### REQUIREMENT
Word for word, write out all of the data below.

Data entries
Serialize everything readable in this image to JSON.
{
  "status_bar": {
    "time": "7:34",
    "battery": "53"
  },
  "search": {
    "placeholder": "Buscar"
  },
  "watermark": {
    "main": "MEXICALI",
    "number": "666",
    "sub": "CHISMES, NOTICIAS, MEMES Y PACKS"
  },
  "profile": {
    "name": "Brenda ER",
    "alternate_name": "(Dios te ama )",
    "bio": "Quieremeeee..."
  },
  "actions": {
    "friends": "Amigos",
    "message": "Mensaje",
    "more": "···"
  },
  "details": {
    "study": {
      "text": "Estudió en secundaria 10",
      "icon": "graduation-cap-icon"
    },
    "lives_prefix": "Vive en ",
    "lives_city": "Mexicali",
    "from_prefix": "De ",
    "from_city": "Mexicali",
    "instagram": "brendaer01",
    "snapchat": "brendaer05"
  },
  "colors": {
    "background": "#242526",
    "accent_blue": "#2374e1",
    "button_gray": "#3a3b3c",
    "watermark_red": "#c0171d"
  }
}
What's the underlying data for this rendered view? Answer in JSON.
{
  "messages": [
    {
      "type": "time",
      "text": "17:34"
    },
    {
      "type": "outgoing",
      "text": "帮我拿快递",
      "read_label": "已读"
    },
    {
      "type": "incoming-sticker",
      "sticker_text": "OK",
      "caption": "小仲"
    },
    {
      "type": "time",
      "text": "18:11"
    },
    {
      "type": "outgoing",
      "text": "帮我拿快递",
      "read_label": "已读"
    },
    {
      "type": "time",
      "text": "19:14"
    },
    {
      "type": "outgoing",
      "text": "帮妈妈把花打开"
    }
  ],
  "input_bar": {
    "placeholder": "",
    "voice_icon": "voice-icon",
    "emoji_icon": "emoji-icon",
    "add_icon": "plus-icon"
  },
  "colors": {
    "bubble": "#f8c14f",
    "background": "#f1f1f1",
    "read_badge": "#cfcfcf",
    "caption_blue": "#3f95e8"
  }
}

### TASK ANSWER
Serialize everything readable in this image to JSON.
{
  "status_bar": {
    "time": "7:34",
    "battery": "53"
  },
  "search": {
    "placeholder": "Buscar"
  },
  "watermark": {
    "main": "MEXICALI",
    "number": "666",
    "sub": "CHISMES, NOTICIAS, MEMES Y PACKS"
  },
  "profile": {
    "name": "Brenda ER",
    "alternate_name": "(Dios te ama )",
    "bio": "Quieremeeee..."
  },
  "actions": {
    "friends": "Amigos",
    "message": "Mensaje",
    "more": "···"
  },
  "details": {
    "study": {
      "text": "Estudió en secundaria 10",
      "icon": "graduation-cap-icon"
    },
    "lives_prefix": "Vive en ",
    "lives_city": "Mexicali",
    "from_prefix": "De ",
    "from_city": "Mexicali",
    "instagram": "brendaer01",
    "snapchat": "brendaer05"
  },
  "colors": {
    "background": "#242526",
    "accent_blue": "#2374e1",
    "button_gray": "#3a3b3c",
    "watermark_red": "#c0171d"
  }
}
What's the underlying data for this rendered view? Answer in JSON.
{
  "messages": [
    {
      "type": "time",
      "text": "17:34"
    },
    {
      "type": "outgoing",
      "text": "帮我拿快递",
      "read_label": "已读"
    },
    {
      "type": "incoming-sticker",
      "sticker_text": "OK",
      "caption": "小仲"
    },
    {
      "type": "time",
      "text": "18:11"
    },
    {
      "type": "outgoing",
      "text": "帮我拿快递",
      "read_label": "已读"
    },
    {
      "type": "time",
      "text": "19:14"
    },
    {
      "type": "outgoing",
      "text": "帮妈妈把花打开"
    }
  ],
  "input_bar": {
    "placeholder": "",
    "voice_icon": "voice-icon",
    "emoji_icon": "emoji-icon",
    "add_icon": "plus-icon"
  },
  "colors": {
    "bubble": "#f8c14f",
    "background": "#f1f1f1",
    "read_badge": "#cfcfcf",
    "caption_blue": "#3f95e8"
  }
}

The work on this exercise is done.